Tuesday, November 09, 2010

Tuesday Poem - Masking Tape's a Must


Malcolm tapes the things he draws, fixes them
to wall and floor. It's all very well when it's Ruth
he's watching, captive on her chair, or the bricks
outside the window; never a problem with buildings
or bridges or scissors left to dent the paint-pocked
bench. Light, on the other hand, is a different story.
Always on the move, it's just beyond his reach;
a sly yellow pelt sidling in through fractured glass,
rolling wantonly across the tongue-and-groove
floor, slipping into shadow cracks, behind the bent
old door. And no, he can't tape wind and rain.
Or clouds. They won't hold still - there's no use trying
to mark out where they've been or where they might 
be heading. He has no choice but to pocket his tape
and let them go. Leaving his room at the end of the day 
is like leaving a crime scene. "I kind of like that,"
says Malcolm and shrugs as he does.


Andrew Bell is this week's Tuesday Poem editor -
visit the TP hub where other worlds await you. 


  1. I love the central idea of this poem. We humans are a bit too keen to exert control. "Sly yellow pelt" is a fantastic image.

  2. Very cool, it's like you've tapped into the informal theme this week - and created something quite astonishing. I especially like the final two lines.

  3. Hello Ben Hur - Andrew - thank you for your comment. We are often too keen to exert control, I agree. We do this most when we are afraid, I think. When we walk lightly, approach our life and work and play, etc. . . trustingly, we are better able to relinquish our need for specific outcomes and (what we perceive to be) order? Even in painting this is so. I believe we reach 'further in' when we surrender to the image that's taking shape on the page, allow the image to take us for a walk, rather than the other way round. It's less of a tussle that way!

    Your Venus poem is still with me. Thank you.

  4. Hi Alicia - isn't it intriguing how themes emerge amongst the TP community each week? That says something, I reckon. (I could write an essay on 'what' but will resist!). Thanks for coming by - oh, and re; the final two lines of this poem. . . Malcolm's studio (not his real name) really did look like a crime scene at the end of each day, everything masked in place as he'd had it the day before, and the day before that - - so long as he was working on one drawing or painting, he'd not want anything moved. Or, if moved, he'd want to be able to place it back exactly where he'd had it. It worked for him and his super-real images. His work, with its extraordinary attention to detail both makes me hold my breath (it's so exacting) and takes my breath away. ; )

  5. i like the end, like the up being on a swing and then the feet plant in the sand

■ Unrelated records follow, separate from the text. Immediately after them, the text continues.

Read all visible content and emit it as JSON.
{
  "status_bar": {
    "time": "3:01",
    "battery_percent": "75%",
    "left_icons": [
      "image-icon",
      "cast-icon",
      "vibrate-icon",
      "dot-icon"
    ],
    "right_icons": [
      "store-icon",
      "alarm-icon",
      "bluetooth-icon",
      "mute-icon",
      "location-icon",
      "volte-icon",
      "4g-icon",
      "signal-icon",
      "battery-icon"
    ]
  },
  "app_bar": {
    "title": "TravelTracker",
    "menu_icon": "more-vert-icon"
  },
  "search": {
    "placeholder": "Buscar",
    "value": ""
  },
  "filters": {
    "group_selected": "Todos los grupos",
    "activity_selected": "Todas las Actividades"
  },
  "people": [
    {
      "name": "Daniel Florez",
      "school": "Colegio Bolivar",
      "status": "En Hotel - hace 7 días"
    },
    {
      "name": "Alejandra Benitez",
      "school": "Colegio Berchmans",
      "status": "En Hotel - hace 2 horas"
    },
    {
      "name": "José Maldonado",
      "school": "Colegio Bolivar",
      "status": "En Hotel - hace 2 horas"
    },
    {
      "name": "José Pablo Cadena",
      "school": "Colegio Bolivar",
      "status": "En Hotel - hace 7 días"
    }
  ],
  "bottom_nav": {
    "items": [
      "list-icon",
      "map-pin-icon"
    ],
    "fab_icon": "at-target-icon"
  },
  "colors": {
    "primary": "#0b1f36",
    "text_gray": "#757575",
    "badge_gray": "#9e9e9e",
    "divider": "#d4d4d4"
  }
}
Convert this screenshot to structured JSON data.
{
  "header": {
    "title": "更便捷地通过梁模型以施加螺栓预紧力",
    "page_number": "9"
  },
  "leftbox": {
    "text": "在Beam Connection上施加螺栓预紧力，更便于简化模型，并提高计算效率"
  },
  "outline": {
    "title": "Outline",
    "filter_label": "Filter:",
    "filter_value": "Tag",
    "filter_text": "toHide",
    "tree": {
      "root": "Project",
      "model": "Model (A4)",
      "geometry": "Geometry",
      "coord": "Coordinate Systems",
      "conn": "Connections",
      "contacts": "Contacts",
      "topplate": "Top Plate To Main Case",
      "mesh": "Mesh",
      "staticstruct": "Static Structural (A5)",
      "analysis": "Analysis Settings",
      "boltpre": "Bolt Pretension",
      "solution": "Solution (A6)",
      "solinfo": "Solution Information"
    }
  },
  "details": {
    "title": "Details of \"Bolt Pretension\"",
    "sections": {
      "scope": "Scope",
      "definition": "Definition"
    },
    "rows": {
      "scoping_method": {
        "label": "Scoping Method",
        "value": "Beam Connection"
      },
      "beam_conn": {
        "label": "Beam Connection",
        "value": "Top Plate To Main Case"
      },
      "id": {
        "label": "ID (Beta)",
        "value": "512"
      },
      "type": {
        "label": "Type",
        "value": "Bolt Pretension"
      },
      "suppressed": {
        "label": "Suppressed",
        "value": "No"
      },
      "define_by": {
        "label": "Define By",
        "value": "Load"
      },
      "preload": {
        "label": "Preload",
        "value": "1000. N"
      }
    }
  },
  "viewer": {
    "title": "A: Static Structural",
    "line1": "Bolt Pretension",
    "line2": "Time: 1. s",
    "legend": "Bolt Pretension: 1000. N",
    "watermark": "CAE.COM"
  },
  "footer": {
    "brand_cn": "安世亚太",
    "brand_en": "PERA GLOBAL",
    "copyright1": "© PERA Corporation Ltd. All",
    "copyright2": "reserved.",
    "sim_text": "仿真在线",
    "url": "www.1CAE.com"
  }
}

  6. The "sly yellow pelt" caught me as well, for surely it would seem so to one who wished to capture it in any sense. Makes me think of how it all, pretty much, is elusive...what can be caught and held without becoming something different than what it was? How worthy of celebration, those moments when we transfer idea to page without too much being lost in the translation.

  7. Hi Maggie - yes, and what you say is so true of Life. . . the 'up being of the swing' and the 'foot plant in the sand'.

    Life is - we are - like one giant pendulum!

    Not long now till Ever makes her entrance. . . Oh, joy. Thinking of you all. L, C.

  8. Hello Marylinn - I agree, everything seems pretty much elusive. Certainly, my current experience is that the more I try to pin things down, the more determined they become to wriggle beyond reach or into a different shape. The instruction seems to be to be let things be and unfold without trying to impose too much control or expectation on any of it. Hmm. Easier said than done.

    As you wisely say, 'How worthy of celebration, those moments when we transfer idea to page without too much being lost in the translation.'

    Celebrations are something to say 'yes' to, no matter what shape, time or form they announce themselves in. ; )

    Love to you,

  9. I've found your blog through Radish King -- and it's a wonderful find --

  10. Hello, Elizabeth - welcome! I've enjoyed your company over at Rebecca's in recent days and this morning popped over to spend some time on your blogs. A pleasure to meet you. Looking forward to an ongoing conversation. Take care. C

  11. Peter - aka Kraxprelax - what a wide reach you have! I'm not sure how you do it! Thanks for visiting. I visited back ; )